Annapolis City Dock
Annapolis City Dock† (Photo/Jon Gann)

We strolled down the cobblestone streets to the City Dock, where the Miss Anne, a small tugboat style vessel ready to escort us on a tour of the harbor, greeted us.

Annapolis rises up on the hill from the harbor.† Homes — from multi-generational cottages to grand mansions — face the water with views of soaring gulls and sails.

However, only from the vantage point of a boat can you see the skyline of spires that watch over the city — from the State House to the U.S. Navy Chapel.† More shopping followed by more eating.

Clothes boutiques, candy shops and craft galleries line the winding streets of downtown Annapolis.† Recently, a cookie cutter “town center” of box stores and chain restaurants appeared a few miles away.

Thankfully, Annapolis’ resilient historic district has maintained its economy — a testament for our appreciation of the unique.† Quiet Waters Park offered us our last stop before home.† Friends and strangers alike rave about this famed parkland — and dog beach.

Jon and Pilot
Jon and Pilot

Woven between the protected marshlands and river lies a play haven of well cared for lawns, picnic pavilions and playgrounds offering abounding fun for man and dog.

On leaving the enclosed dog playground, I bumped into the woman whom I met at the show the previous evening.†† “I knew I recognized you!” she exclaimed.

History, love of the water, and dogs — elements that tie the people and culture of Annapolis together.

Jon Gann is a local filmmaker and marketing consultant.
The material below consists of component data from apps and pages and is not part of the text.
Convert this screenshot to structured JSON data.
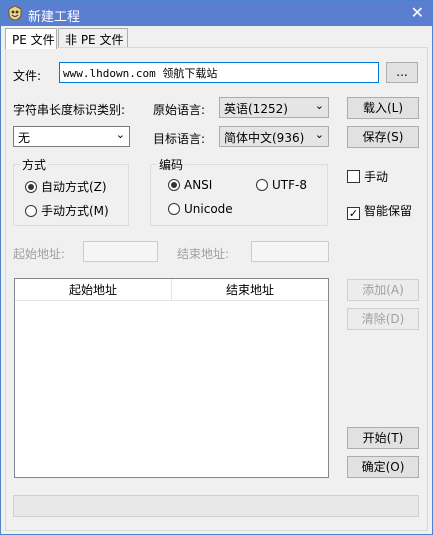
{
  "window": {
    "title": "新建工程",
    "close_glyph": "✕"
  },
  "tabs": [
    {
      "label": "PE 文件"
    },
    {
      "label": "非 PE 文件"
    }
  ],
  "file": {
    "label": "文件:",
    "value": "www.lhdown.com 领航下载站",
    "browse_label": "..."
  },
  "string_length": {
    "label": "字符串长度标识类别:",
    "selected": "无"
  },
  "source_language": {
    "label": "原始语言:",
    "selected": "英语(1252)"
  },
  "target_language": {
    "label": "目标语言:",
    "selected": "简体中文(936)"
  },
  "mode": {
    "legend": "方式",
    "auto": "自动方式(Z)",
    "manual": "手动方式(M)",
    "selected": "auto"
  },
  "encoding": {
    "legend": "编码",
    "ansi": "ANSI",
    "utf8": "UTF-8",
    "unicode": "Unicode",
    "selected": "ANSI"
  },
  "options": {
    "manual_label": "手动",
    "manual_checked": false,
    "smart_keep_label": "智能保留",
    "smart_keep_checked": true
  },
  "address": {
    "start_label": "起始地址:",
    "end_label": "结束地址:"
  },
  "table": {
    "columns": [
      "起始地址",
      "结束地址"
    ],
    "rows": []
  },
  "buttons": {
    "load": "载入(L)",
    "save": "保存(S)",
    "add": "添加(A)",
    "clear": "清除(D)",
    "start": "开始(T)",
    "ok": "确定(O)"
  },
  "colors": {
    "titlebar": "#5b7fd0",
    "accent_focus": "#0078d7"
  }
}
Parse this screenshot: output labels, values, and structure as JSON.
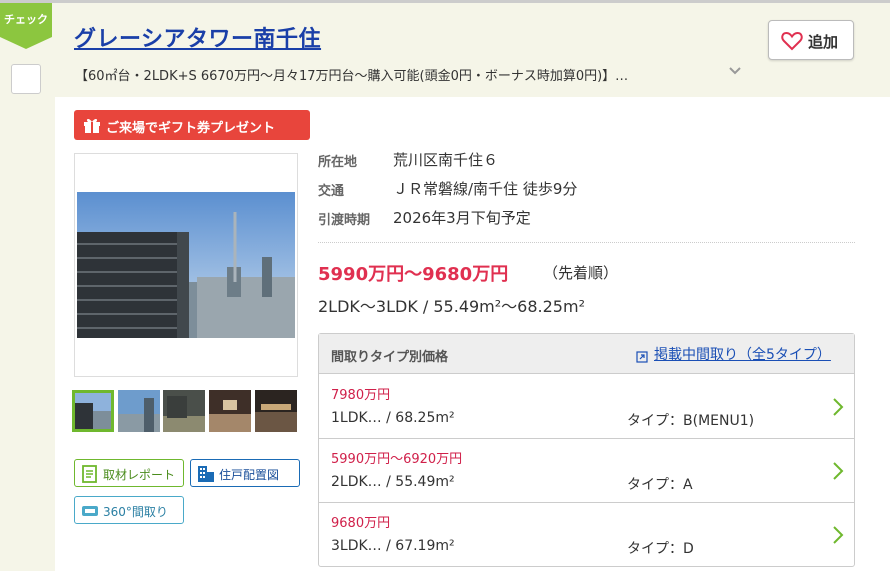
{
  "check": {
    "tab_label": "チェック"
  },
  "header": {
    "title": "グレーシアタワー南千住",
    "subtitle": "【60㎡台・2LDK+S 6670万円〜月々17万円台〜購入可能(頭金0円・ボーナス時加算0円)】…",
    "add_label": "追加"
  },
  "badge": {
    "label": "ご来場でギフト券プレゼント"
  },
  "buttons": {
    "report": "取材レポート",
    "layout": "住戸配置図",
    "tour": "360°間取り"
  },
  "info": {
    "location_label": "所在地",
    "location_value": "荒川区南千住６",
    "transit_label": "交通",
    "transit_value": "ＪＲ常磐線/南千住 徒歩9分",
    "delivery_label": "引渡時期",
    "delivery_value": "2026年3月下旬予定"
  },
  "price": {
    "range": "5990万円〜9680万円",
    "note": "（先着順）",
    "size_range": "2LDK〜3LDK / 55.49m²〜68.25m²"
  },
  "type_table": {
    "header_label": "間取りタイプ別価格",
    "header_link": "掲載中間取り（全5タイプ）",
    "rows": [
      {
        "price": "7980万円",
        "spec": "1LDK… / 68.25m²",
        "type": "タイプ：B(MENU1)"
      },
      {
        "price": "5990万円〜6920万円",
        "spec": "2LDK… / 55.49m²",
        "type": "タイプ：A"
      },
      {
        "price": "9680万円",
        "spec": "3LDK… / 67.19m²",
        "type": "タイプ：D"
      }
    ]
  },
  "colors": {
    "title": "#1a3fa8",
    "price": "#e03050",
    "badge": "#e8453c",
    "check_tab": "#8cc63f",
    "arrow": "#6fb82e"
  }
}
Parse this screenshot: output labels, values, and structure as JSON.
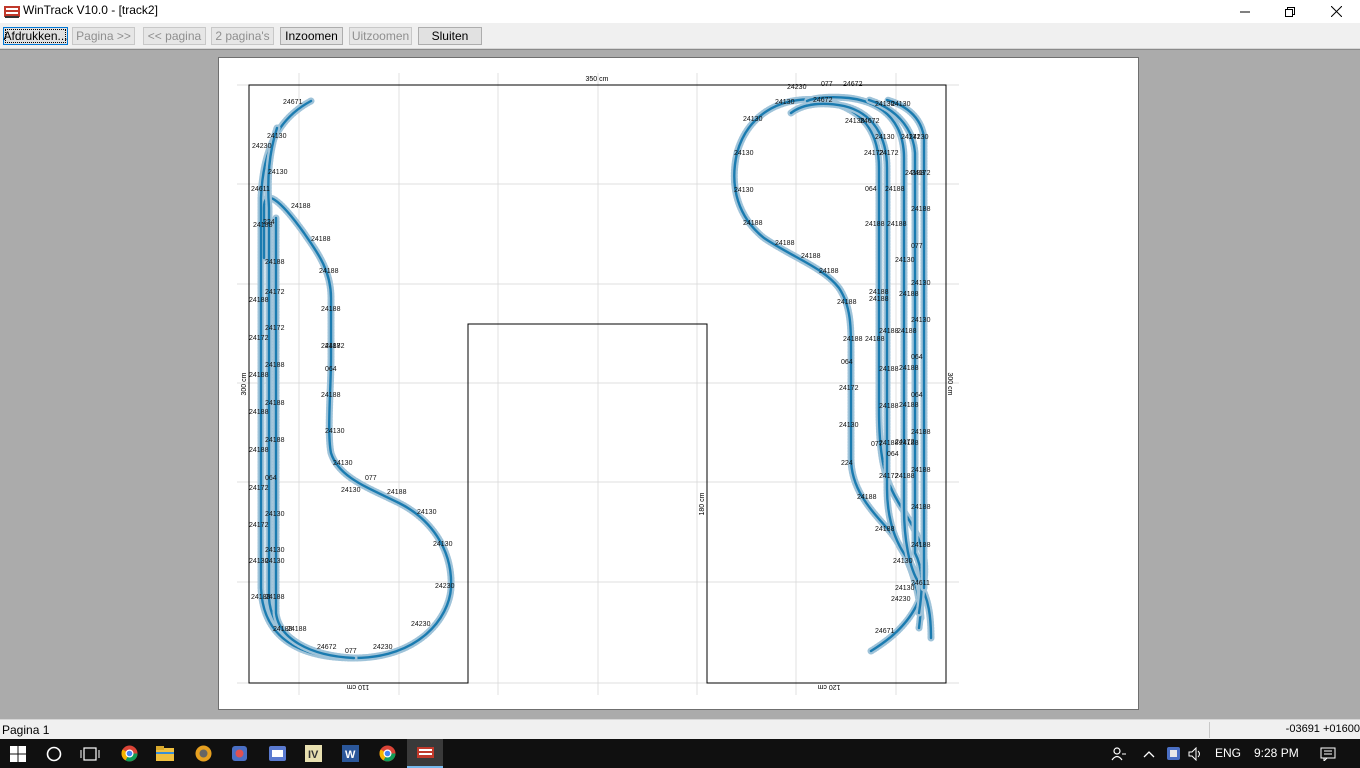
{
  "window": {
    "title": "WinTrack  V10.0 - [track2]",
    "app_icon": "wintrack-app-icon",
    "controls": [
      "minimize-icon",
      "restore-icon",
      "close-icon"
    ]
  },
  "toolbar": {
    "buttons": [
      {
        "label": "Afdrukken...",
        "enabled": true,
        "focused": true
      },
      {
        "label": "Pagina >>",
        "enabled": false
      },
      {
        "label": "<< pagina",
        "enabled": false
      },
      {
        "label": "2 pagina's",
        "enabled": false
      },
      {
        "label": "Inzoomen",
        "enabled": true
      },
      {
        "label": "Uitzoomen",
        "enabled": false
      },
      {
        "label": "Sluiten",
        "enabled": true
      }
    ]
  },
  "plan": {
    "dimensions": {
      "top_width": "350 cm",
      "left_height": "300 cm",
      "right_height": "300 cm",
      "center_height": "180 cm",
      "bottom_left_width": "110 cm",
      "bottom_right_width": "120 cm"
    },
    "track_color": "#1a7bb0",
    "grid_color": "#cfcfcf",
    "left_labels": [
      "24671",
      "24130",
      "24230",
      "24130",
      "24611",
      "24188",
      "24188",
      "24188",
      "24188",
      "24188",
      "24188",
      "24188",
      "24188",
      "24188",
      "24172",
      "24172",
      "24172",
      "24188",
      "24188",
      "24188",
      "24188",
      "24188",
      "24188",
      "24172",
      "064",
      "24172",
      "24130",
      "24130",
      "24130",
      "24130",
      "24188",
      "24188",
      "24188",
      "24188",
      "24130",
      "064",
      "24172",
      "24130",
      "24130",
      "077",
      "24188",
      "24130",
      "24130",
      "24230",
      "24230",
      "24672",
      "077",
      "24230",
      "224"
    ],
    "right_labels": [
      "24230",
      "077",
      "24672",
      "24130",
      "24672",
      "24130",
      "24130",
      "24672",
      "24130",
      "24130",
      "24130",
      "24130",
      "24130",
      "24130",
      "24172",
      "24172",
      "24172",
      "24172",
      "064",
      "24188",
      "24188",
      "24188",
      "24188",
      "24188",
      "24188",
      "24188",
      "24188",
      "24188",
      "24188",
      "24188",
      "24130",
      "24188",
      "077",
      "24130",
      "24130",
      "064",
      "064",
      "24188",
      "24188",
      "24188",
      "24188",
      "24188",
      "24188",
      "24172",
      "064",
      "24188",
      "24188",
      "24188",
      "24188",
      "24188",
      "24188",
      "24188",
      "24188",
      "24188",
      "24130",
      "224",
      "077",
      "064",
      "24172",
      "24172",
      "24188",
      "24188",
      "24188",
      "24611",
      "24130",
      "24230",
      "24130",
      "24671"
    ]
  },
  "statusbar": {
    "page": "Pagina 1",
    "coords": "-03691  +01600"
  },
  "taskbar": {
    "icons": [
      "windows-start-icon",
      "cortana-search-icon",
      "task-view-icon",
      "chrome-icon",
      "file-explorer-icon",
      "app-icon-1",
      "app-icon-2",
      "app-icon-3",
      "app-icon-4",
      "word-icon",
      "chrome-icon-2",
      "wintrack-task-icon"
    ],
    "language": "ENG",
    "time": "9:28 PM"
  }
}
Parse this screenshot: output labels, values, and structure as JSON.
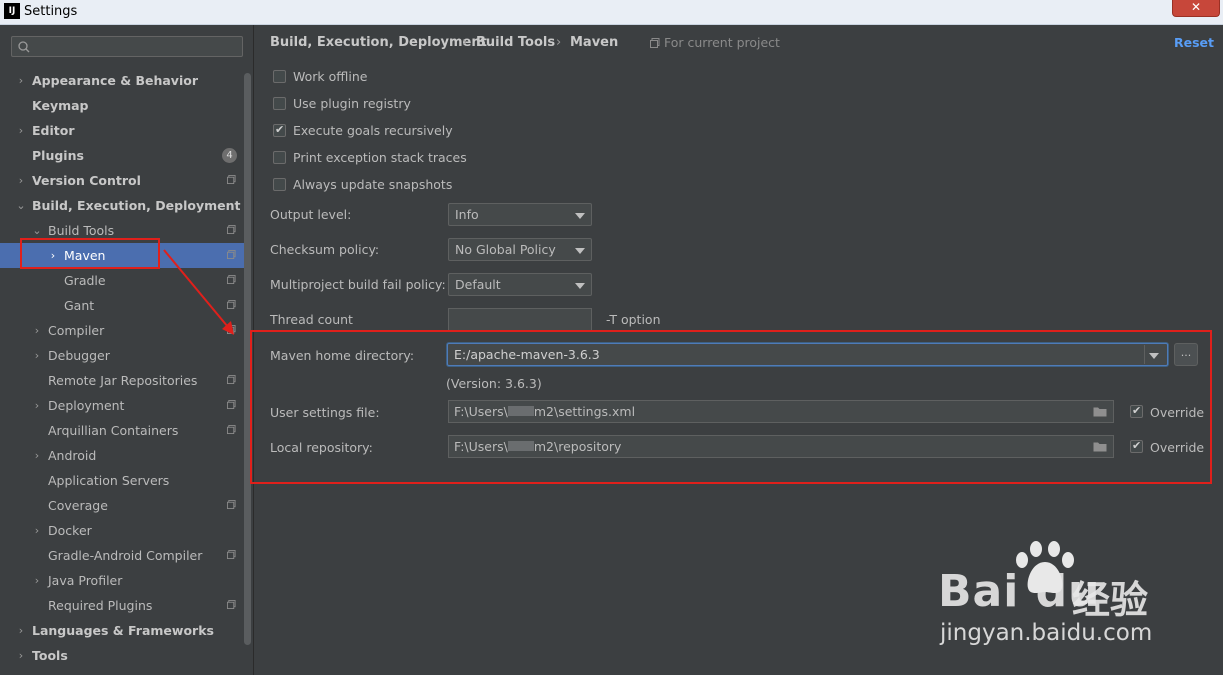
{
  "window": {
    "title": "Settings",
    "app_icon": "IJ",
    "close_label": "✕"
  },
  "sidebar": {
    "search": {
      "value": "",
      "placeholder": ""
    },
    "items": [
      {
        "label": "Appearance & Behavior",
        "level": 0,
        "arrow": "›",
        "bold": true
      },
      {
        "label": "Keymap",
        "level": 0,
        "arrow": "",
        "bold": true
      },
      {
        "label": "Editor",
        "level": 0,
        "arrow": "›",
        "bold": true
      },
      {
        "label": "Plugins",
        "level": 0,
        "arrow": "",
        "bold": true,
        "badge": "4"
      },
      {
        "label": "Version Control",
        "level": 0,
        "arrow": "›",
        "bold": true,
        "copy": true
      },
      {
        "label": "Build, Execution, Deployment",
        "level": 0,
        "arrow": "⌄",
        "bold": true
      },
      {
        "label": "Build Tools",
        "level": 1,
        "arrow": "⌄",
        "copy": true
      },
      {
        "label": "Maven",
        "level": 2,
        "arrow": "›",
        "copy": true,
        "selected": true
      },
      {
        "label": "Gradle",
        "level": 2,
        "arrow": "",
        "copy": true
      },
      {
        "label": "Gant",
        "level": 2,
        "arrow": "",
        "copy": true
      },
      {
        "label": "Compiler",
        "level": 1,
        "arrow": "›",
        "copy": true
      },
      {
        "label": "Debugger",
        "level": 1,
        "arrow": "›"
      },
      {
        "label": "Remote Jar Repositories",
        "level": 1,
        "arrow": "",
        "copy": true
      },
      {
        "label": "Deployment",
        "level": 1,
        "arrow": "›",
        "copy": true
      },
      {
        "label": "Arquillian Containers",
        "level": 1,
        "arrow": "",
        "copy": true
      },
      {
        "label": "Android",
        "level": 1,
        "arrow": "›"
      },
      {
        "label": "Application Servers",
        "level": 1,
        "arrow": ""
      },
      {
        "label": "Coverage",
        "level": 1,
        "arrow": "",
        "copy": true
      },
      {
        "label": "Docker",
        "level": 1,
        "arrow": "›"
      },
      {
        "label": "Gradle-Android Compiler",
        "level": 1,
        "arrow": "",
        "copy": true
      },
      {
        "label": "Java Profiler",
        "level": 1,
        "arrow": "›"
      },
      {
        "label": "Required Plugins",
        "level": 1,
        "arrow": "",
        "copy": true
      },
      {
        "label": "Languages & Frameworks",
        "level": 0,
        "arrow": "›",
        "bold": true
      },
      {
        "label": "Tools",
        "level": 0,
        "arrow": "›",
        "bold": true
      }
    ]
  },
  "breadcrumb": {
    "parts": [
      "Build, Execution, Deployment",
      "Build Tools",
      "Maven"
    ],
    "separator": "›",
    "hint": "For current project",
    "reset": "Reset"
  },
  "checkboxes": [
    {
      "label": "Work offline",
      "checked": false
    },
    {
      "label": "Use plugin registry",
      "checked": false
    },
    {
      "label": "Execute goals recursively",
      "checked": true
    },
    {
      "label": "Print exception stack traces",
      "checked": false
    },
    {
      "label": "Always update snapshots",
      "checked": false
    }
  ],
  "fields": {
    "output_level": {
      "label": "Output level:",
      "value": "Info"
    },
    "checksum_policy": {
      "label": "Checksum policy:",
      "value": "No Global Policy"
    },
    "fail_policy": {
      "label": "Multiproject build fail policy:",
      "value": "Default"
    },
    "thread_count": {
      "label": "Thread count",
      "value": "",
      "suffix": "-T option"
    },
    "maven_home": {
      "label": "Maven home directory:",
      "value": "E:/apache-maven-3.6.3",
      "version": "(Version: 3.6.3)",
      "browse": "..."
    },
    "user_settings": {
      "label": "User settings file:",
      "value_prefix": "F:\\Users\\",
      "value_suffix": "m2\\settings.xml",
      "override_label": "Override",
      "override": true
    },
    "local_repo": {
      "label": "Local repository:",
      "value_prefix": "F:\\Users\\",
      "value_suffix": "m2\\repository",
      "override_label": "Override",
      "override": true
    }
  },
  "watermark": {
    "brand": "Bai du",
    "cn": "经验",
    "url": "jingyan.baidu.com"
  },
  "colors": {
    "accent": "#4b6eaf",
    "annotation": "#e0201b",
    "link": "#589df6"
  }
}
He has traveled extensively with his dog, Pilot, and their adventured can be read at Pilot is my Co-Dog


Eastern Shore Vacation Homes.† Beautifully appointed rental properties throughout the Eastern Shore of Maryland.

Finding a Way to Freedom Driving Tour.† Brochures are available in Cambridge and at visitor’s centers throughout the state.

Avalon Theater.† Historic 1920’ s-era art deco Theater showcasing concerts, plays, film and other performances.

Oxford, Maryland. A charming, tree-lined and water bound, Oxford is one of the oldest towns in America and has a long history in maritime activities.

Annapolis, Maryland.† A quick drive from D.C., this historic state and nation’s capital offers something for everyone, young and old.

Ram’s Head On Stage. One of the top nightclubs in America, presenting headliners from around the globe.

Watermark Cruises.† From 40-minute tours to daylong charters, and on-demand water taxis, there is no better way to discover 

Quiet Waters Park.† 340 acres of parkland with paved jogging trails, picnic area rentals and a nature center. 

Jimmie & Sook’s Raw Bar and Grill is located at 421 Race Street at the heart of Historic Cambridge, Maryland.† Open for lunch and dinner, Jimmie & Sook’s is where shore locals meet and tourists know they must stop before they had back across the bridge.